**Problem statement:**
Every line of the material needs an exact copy, apart from the images.

**Data supplied:**
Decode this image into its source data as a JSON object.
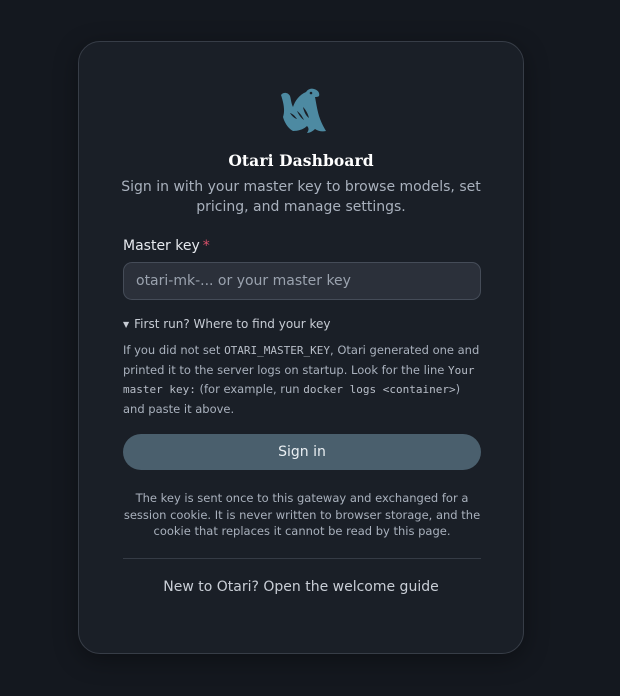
{
  "app": {
    "title": "Otari Dashboard",
    "subtitle": "Sign in with your master key to browse models, set pricing, and manage settings."
  },
  "brand": {
    "logo_icon": "seal-icon",
    "logo_color": "#4d8aa2"
  },
  "form": {
    "master_key_label": "Master key",
    "required_marker": "*",
    "master_key_value": "",
    "master_key_placeholder": "otari-mk-... or your master key",
    "signin_label": "Sign in"
  },
  "help": {
    "summary": "First run? Where to find your key",
    "text_1": "If you did not set ",
    "env_var": "OTARI_MASTER_KEY",
    "text_2": ", Otari generated one and printed it to the server logs on startup. Look for the line ",
    "log_line": "Your master key:",
    "text_3": " (for example, run ",
    "docker_cmd": "docker logs <container>",
    "text_4": ") and paste it above."
  },
  "notice": {
    "text": "The key is sent once to this gateway and exchanged for a session cookie. It is never written to browser storage, and the cookie that replaces it cannot be read by this page."
  },
  "footer": {
    "welcome_link": "New to Otari? Open the welcome guide"
  },
  "colors": {
    "background": "#14181f",
    "card": "#1a1f27",
    "button": "#4a5f6d",
    "required": "#d9506a"
  }
}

**Written answer:**
Decode this image into its source data as a JSON object.
{
  "app": {
    "title": "Otari Dashboard",
    "subtitle": "Sign in with your master key to browse models, set pricing, and manage settings."
  },
  "brand": {
    "logo_icon": "seal-icon",
    "logo_color": "#4d8aa2"
  },
  "form": {
    "master_key_label": "Master key",
    "required_marker": "*",
    "master_key_value": "",
    "master_key_placeholder": "otari-mk-... or your master key",
    "signin_label": "Sign in"
  },
  "help": {
    "summary": "First run? Where to find your key",
    "text_1": "If you did not set ",
    "env_var": "OTARI_MASTER_KEY",
    "text_2": ", Otari generated one and printed it to the server logs on startup. Look for the line ",
    "log_line": "Your master key:",
    "text_3": " (for example, run ",
    "docker_cmd": "docker logs <container>",
    "text_4": ") and paste it above."
  },
  "notice": {
    "text": "The key is sent once to this gateway and exchanged for a session cookie. It is never written to browser storage, and the cookie that replaces it cannot be read by this page."
  },
  "footer": {
    "welcome_link": "New to Otari? Open the welcome guide"
  },
  "colors": {
    "background": "#14181f",
    "card": "#1a1f27",
    "button": "#4a5f6d",
    "required": "#d9506a"
  }
}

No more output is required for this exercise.